EXCERPTED RECORDS>
________________
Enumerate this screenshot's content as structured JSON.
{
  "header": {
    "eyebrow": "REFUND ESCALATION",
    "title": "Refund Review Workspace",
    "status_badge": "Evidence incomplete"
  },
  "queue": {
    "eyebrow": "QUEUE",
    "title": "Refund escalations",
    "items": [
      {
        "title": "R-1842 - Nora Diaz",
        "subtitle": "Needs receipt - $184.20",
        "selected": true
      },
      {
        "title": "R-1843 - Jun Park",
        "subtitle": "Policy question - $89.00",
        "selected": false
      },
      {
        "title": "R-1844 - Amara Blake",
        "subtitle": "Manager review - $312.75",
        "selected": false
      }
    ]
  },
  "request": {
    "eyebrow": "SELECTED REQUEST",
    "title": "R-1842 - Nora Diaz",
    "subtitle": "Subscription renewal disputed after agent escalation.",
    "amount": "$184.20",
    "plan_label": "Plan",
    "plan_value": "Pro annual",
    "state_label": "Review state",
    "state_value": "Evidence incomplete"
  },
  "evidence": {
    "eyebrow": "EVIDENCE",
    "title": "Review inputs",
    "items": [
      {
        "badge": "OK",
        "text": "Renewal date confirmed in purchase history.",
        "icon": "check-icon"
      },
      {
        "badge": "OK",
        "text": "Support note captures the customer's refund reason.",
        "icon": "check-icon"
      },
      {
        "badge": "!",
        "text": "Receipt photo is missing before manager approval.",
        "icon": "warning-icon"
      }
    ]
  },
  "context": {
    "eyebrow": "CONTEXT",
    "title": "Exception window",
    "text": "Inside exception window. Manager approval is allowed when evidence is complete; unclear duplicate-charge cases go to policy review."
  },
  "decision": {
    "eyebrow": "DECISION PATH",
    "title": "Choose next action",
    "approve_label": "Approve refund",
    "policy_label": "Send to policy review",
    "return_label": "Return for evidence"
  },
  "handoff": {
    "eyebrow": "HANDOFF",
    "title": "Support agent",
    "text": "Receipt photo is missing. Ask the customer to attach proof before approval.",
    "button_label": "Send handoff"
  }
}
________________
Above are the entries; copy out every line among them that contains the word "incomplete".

    "status_badge": "Evidence incomplete"
    "state_value": "Evidence incomplete"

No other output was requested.